Government organizations and structures, no longer dependent on the vote or the will of the people for their existence, the U.S. Postoffice, for example, the Defense Department, the Entitlement programs such as Social Security, Medicare, Medicaid, and the many others, are all in need of basic reforms, but so far have resisted change.
The one school reform, still talked about, and still capable, perhaps even in my lifetime, of replacing a failed system of schooling with a system of education where children learn, is one that removes the central administrative bureaucracy from the running of our schools and turns all decision making authority over to the parents and children.
This just one necessary reform is that parents and children choose their schools, and doing so decide what they want from their schools. Then, as soon as they do this, schools reflecting their likings and interests will begin to appear. In other words schooling needs only to be returned to the market place (where it was at one time) in order to again be consequential in the lives of children.
As soon as the sending of packages was no longer the sole right and responsibility of the U.S. Postal Service many more packages were sent, more cheaply and more quickly. Similarly the education of our children ought not to be the sole right and responsibility of teachers and administrators and school boards. If that were to happen, if our one reform were to take place, children, through their own efforts, might begin to learn.
The money for doing this is already available. Through our taxes we are already providing all children with a “free” education at least up to and through high school. Whatever we are paying now for our children’s schooling, say $9,000, would be made available to the parents to be used for the school of their choice. If it’s their money to spend they’ll start to take much greater interest in the product they are buying.
To improve the schools ought to be no different from the way we improve our cars and computers. You do what the people want, you don’t give them what you think they should have.
When parents are customers they will flock to those schools that do best for their children, and the good schools will improve, and the bad schools, unlike at present, will disappear. The schools will begin to reflect, as they haven’t up until now in my lifetime and as they should, the interests and abilities of the students.

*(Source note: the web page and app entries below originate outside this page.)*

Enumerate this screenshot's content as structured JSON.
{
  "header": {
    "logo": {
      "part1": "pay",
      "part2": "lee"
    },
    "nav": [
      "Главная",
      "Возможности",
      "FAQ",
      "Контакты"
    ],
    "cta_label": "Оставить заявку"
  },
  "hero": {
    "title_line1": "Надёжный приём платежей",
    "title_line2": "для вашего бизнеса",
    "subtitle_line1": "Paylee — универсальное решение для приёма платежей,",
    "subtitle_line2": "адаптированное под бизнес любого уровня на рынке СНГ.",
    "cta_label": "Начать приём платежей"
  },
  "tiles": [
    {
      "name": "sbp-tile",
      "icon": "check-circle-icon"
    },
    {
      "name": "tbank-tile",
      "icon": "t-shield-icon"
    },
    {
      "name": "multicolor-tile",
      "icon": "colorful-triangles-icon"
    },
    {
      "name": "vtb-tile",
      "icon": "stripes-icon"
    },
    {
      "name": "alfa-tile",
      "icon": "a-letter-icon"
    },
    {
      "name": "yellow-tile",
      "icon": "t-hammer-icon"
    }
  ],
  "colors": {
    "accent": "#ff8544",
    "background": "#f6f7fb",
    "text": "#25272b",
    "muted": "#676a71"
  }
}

At the present time these interests and abilities are pretty much left out of the considerations of the teachers and administrators as they prepare for the new school year, the result being that they lose probably a majority of their students from day one.
As a result of this reform the schools will become more diverse than ever before. There will be music and art schools, sports academies, many more vocational schools than there are now, language schools, and many others that we can’t even imagine. The traditional college preparatory program will still be available, but this program will become, as it should be, just one among many.
Listening to the interests and abilities of the students, and allowing the parents the power to choose, this will permit and encourage “a thousand flowers to bloom.”Explore posts in the same categories: Education, School Reform